“Look at the Communist Party of China and the way they are working,” Ngujapeua said. “They are working hand in hand [with the government] … That's one of the very important aspects that we need also to work on in Namibia and also in other African sister parties.” He added that their instructor emphasised that party discipline should be above and outside the law.

Here at the Slaughtered Lamb (“Finest Ales & Pies”), there was some grumbling that, where the ANC are concerned, it was the opposite, the indiscipline, that was above the law. Be that as it may, there was no indication that more practical subjects — how to run a municipality, let’s say, or look after a hospital — are on the school’s curriculum. Instead, the chief lesson the FLMs must learn is that they are the permanent ruling parties and nothing must be allowed to change that.
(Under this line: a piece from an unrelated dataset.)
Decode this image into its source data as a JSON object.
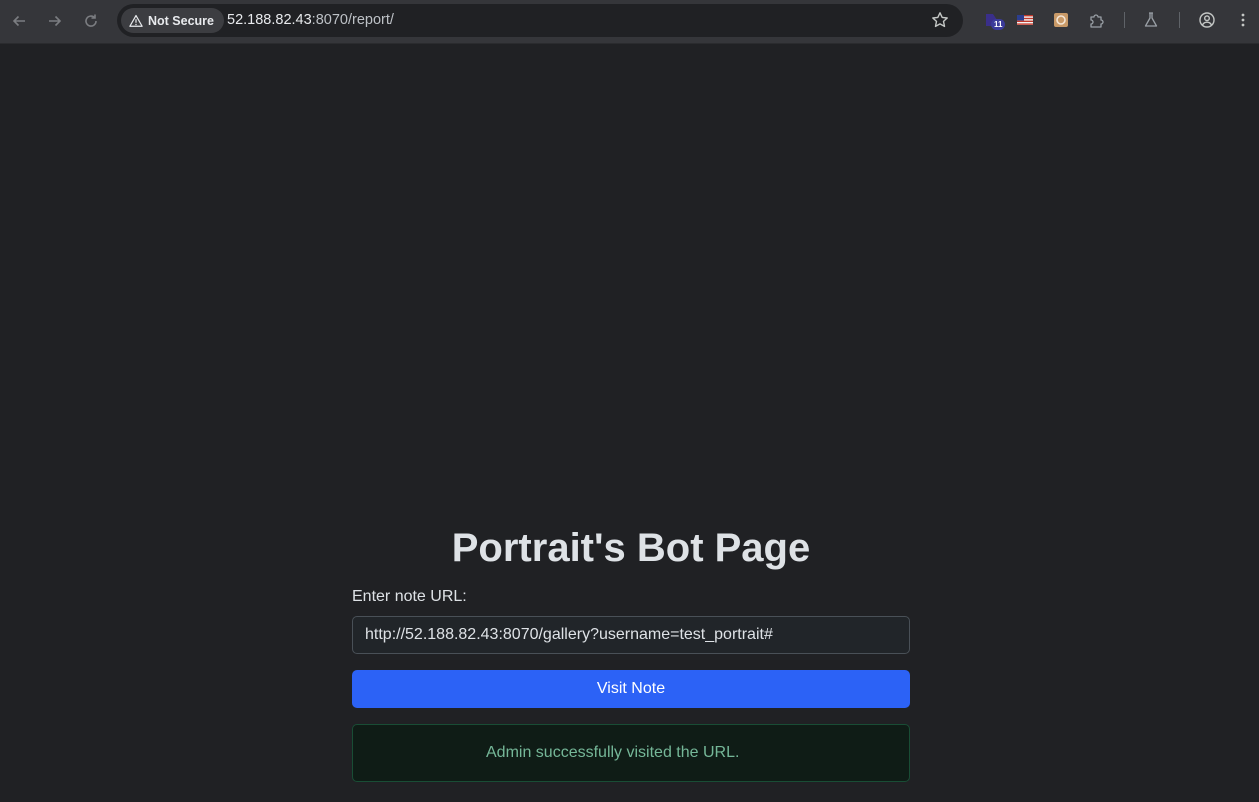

Classical life and thought

I was not until fairly recently aware of the obscure and ill-fated Roman emperor Marcus Aurelius Antoninus, better known as Elagabalus, who ruled for four years from AD218 until his assassination, aged 18, in AD222. 

But now that a museum in Hertfordshire has stirred up controversy by declaring that Elagabalus was, in fact, a trans woman and henceforth assigned the pronoun “she”, this may well change and we’ll never hear the end of it.

The BBC reports that evidence of Elagabalus’ gender frailty comes from the Roman chronicler Cassius Dio, who claimed that the young emperor, famed for his eccentricity and decadence, was labelled “wife, mistress and queen” and instructed one of his lovers, “Call me not Lord, for I am a Lady.” Dio also noted that the promiscuous Elagabalus was married five times — four times to women and once to Hiercoles, a former slave and chariot driver said to be enormous in the trouser department.

Keith Hoskins, a local Liberal Democrat councillor, maintains that Dio’s text provides proof “that Elagabalus most definitely preferred the ‘she’ pronoun and as such this is something we reflect when discussing her in contemporary times, as we believe is standard practice elsewhere. We know that Elagabalus identified as a woman and was explicit about which pronouns to use, which shows that pronouns are not a new thing.”

Academics are not so sure about this. 

Shushma Malik, a Cambridge university classics professor, told the BBC: “The words Dio uses are not a direct quote from Elagabalus, and at the time of writing the emperor would have been in his early teenage years. There are many examples in Roman literature of times where effeminate language and words were used as a way of criticising or weakening a political figure. References to Elagabalus wearing makeup, wigs and removing body hair may have been written in order to undermine the unpopular emperor.”

Then there is the fact that Dio served the emperor Severus Alexander, who ruled directly after Elagabalus. Dio’s reports stress the slain emperor’s deviant behaviour as justification for his assassination. 

Historians have said feminine behaviour would have been a dishonour to men in Rome, and suggested that accounts of Elagabalus’ life are replete with the most vile accusations that could be levelled at a Roman because they are character assassinations. As another Cambridge professor, Andrew Wallace-Hadrill, told the Telegraph: “The Romans didn’t have our idea of ‘trans’ as a category, but they used accusations of sexual behaviour ‘as a woman’ as one of the worst insults against men.” He added that, as Elagabalus was Syrian and not Roman, “there’s racial prejudice going on there too”.

Critics have also pointed out that the rationale for portraying Elagabalus as transgender is clearly to suggest that issues of gender identity are not new. This, it is argued, risks normalising the more extreme wing of the trans movement on the grounds that all this really is the stuff of history. Even so, I fear it’s going to be a while before we start seeing the likes of Elagabalus in the chronicles of that indomitable Gaul, Asterix.